For decentralization of the source of energy, it is hard to beat rechargeable lithium-ion batteries. A wide range of applications uses this electrochemical option of energy storage as a strategic imperative. That includes powering up units in the military sector, storing and providing energy for personal use, keeping uninterruptible power supply systems operational for data centers and hospitals, storing energy from photovoltaic systems, and enabling the operation of battery electric vehicles and power tools.
The rechargeable battery pack is the most common design in the accumulator segment and accounts for the major share of battery-powered applications. Such a pack usually consists of multiple Li-ion cells. With continuous technological development, the economics of the Li-ion rechargeable battery pack is also becoming attractive enough to warrant a substantial increase in its use. This is also leading to the miniaturization of individual cells, resulting in an increase in their energy density.
However, even with the increased availability and use, the Li-ion rechargeable battery pack continues to carry a residual risk of hazards, especially due to the increase in energy density brought on by miniaturization. The disadvantage is in terms of safety.
The electrolyte in the Li-ion cells is typically a mixture of organic solvents and a conductive salt that improves its electrical conductivity. Unfortunately, this also makes the mixture highly flammable. During operation, the presence of an inordinate thermal load can lead to the point where the mixture becomes explosive. Furthermore, this safety hazard to the end-user is increasing with the constant efforts to further increase the energy density of Li-ion cells.
Most electric battery cells have a narrow operational temperature range, varying from +15 °C to +45 °C. That makes temperature the key parameter. When the cell exceeds this temperature range, its rising heat becomes a threat to its functional safety, and to the safety of the overall system.
Overcharging the battery substantially increases the statistical probability of the defect in the cell. This may lead to a breakdown of the cell structure, typically associated with the generation of fire and in some cases, an explosion.
Manufacturers of rechargeable battery packs try to mitigate this risk by including a battery management system, and primary and secondary protection circuits that they embed in the electronic safety architecture of the battery. This allows the battery to remain within its specified operating range during the charging and discharging cycles. But nothing is immune to failure, including components in the protection circuit, and the battery system can ignite and explode on an excessively high load.
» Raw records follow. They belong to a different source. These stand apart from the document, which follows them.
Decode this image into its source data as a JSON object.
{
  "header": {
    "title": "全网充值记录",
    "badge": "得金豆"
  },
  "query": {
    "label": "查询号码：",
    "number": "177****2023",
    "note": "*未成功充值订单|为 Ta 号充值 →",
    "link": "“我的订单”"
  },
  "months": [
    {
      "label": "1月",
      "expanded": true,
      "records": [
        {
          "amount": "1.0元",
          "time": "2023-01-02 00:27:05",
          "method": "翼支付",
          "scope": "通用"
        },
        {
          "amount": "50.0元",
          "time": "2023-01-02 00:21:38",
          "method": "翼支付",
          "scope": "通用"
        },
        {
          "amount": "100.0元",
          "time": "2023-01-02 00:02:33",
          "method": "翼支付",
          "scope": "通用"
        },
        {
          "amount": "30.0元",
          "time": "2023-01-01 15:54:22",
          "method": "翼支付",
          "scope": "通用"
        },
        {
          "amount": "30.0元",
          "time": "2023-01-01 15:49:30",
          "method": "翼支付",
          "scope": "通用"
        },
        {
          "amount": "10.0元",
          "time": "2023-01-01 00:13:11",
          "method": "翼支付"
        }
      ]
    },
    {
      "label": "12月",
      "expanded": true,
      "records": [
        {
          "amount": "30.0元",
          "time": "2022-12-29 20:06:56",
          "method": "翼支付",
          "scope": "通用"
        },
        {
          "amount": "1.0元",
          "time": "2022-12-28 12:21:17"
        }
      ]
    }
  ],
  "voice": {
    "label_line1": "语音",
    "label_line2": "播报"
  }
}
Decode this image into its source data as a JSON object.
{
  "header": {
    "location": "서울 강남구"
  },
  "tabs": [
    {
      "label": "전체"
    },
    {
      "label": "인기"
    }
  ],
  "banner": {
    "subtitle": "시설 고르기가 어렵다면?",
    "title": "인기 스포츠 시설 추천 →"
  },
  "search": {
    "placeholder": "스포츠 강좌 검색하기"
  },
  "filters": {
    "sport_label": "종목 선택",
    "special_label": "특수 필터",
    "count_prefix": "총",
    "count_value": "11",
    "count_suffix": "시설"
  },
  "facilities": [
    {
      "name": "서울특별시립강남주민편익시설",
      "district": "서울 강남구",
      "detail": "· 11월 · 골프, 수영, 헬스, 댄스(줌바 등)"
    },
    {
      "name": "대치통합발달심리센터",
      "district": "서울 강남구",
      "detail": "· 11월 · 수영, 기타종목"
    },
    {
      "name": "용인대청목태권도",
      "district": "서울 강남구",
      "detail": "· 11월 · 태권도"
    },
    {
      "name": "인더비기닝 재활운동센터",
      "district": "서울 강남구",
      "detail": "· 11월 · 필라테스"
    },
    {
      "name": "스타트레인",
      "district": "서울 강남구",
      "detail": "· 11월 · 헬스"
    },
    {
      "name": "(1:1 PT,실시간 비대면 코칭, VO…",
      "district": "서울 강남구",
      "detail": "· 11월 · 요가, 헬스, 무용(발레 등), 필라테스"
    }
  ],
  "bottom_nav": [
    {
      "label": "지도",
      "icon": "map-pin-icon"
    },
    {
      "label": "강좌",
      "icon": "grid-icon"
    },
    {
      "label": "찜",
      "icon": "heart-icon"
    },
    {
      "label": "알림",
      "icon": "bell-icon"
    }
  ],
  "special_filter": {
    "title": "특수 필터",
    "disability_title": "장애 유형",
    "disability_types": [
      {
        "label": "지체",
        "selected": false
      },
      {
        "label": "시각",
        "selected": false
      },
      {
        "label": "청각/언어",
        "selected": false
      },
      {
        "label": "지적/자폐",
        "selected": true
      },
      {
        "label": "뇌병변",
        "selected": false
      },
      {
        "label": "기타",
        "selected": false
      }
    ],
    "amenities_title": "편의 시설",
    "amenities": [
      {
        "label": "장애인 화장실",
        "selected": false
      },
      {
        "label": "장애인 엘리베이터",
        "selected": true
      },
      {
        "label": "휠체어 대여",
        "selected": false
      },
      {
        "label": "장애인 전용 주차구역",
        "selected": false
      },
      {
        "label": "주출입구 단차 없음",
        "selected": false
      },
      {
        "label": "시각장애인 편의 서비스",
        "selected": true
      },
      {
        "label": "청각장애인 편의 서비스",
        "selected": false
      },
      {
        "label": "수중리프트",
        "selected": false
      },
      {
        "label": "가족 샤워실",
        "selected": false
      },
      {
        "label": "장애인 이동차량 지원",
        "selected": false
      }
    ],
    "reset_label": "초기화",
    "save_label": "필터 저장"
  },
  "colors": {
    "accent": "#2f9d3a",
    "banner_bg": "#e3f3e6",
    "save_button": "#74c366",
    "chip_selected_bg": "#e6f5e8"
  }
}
As the battery powers up a load, excessive current flow can heat up the battery, and the primary protection circuit may not detect it even when it exceeds the permissible level. For the protection of batteries, RUAG Ammotec is offering a heat lock element, a pyrotechnical switch-off device that is entirely independent of the battery system. This comprises a physicochemical sensor to continuously monitor the environmental heat. As the temperature rises, the sensor blocks the flow of current permanently. The heat lock element causes an insulating piston to shear off a current conductor, thereby electrically isolating the battery.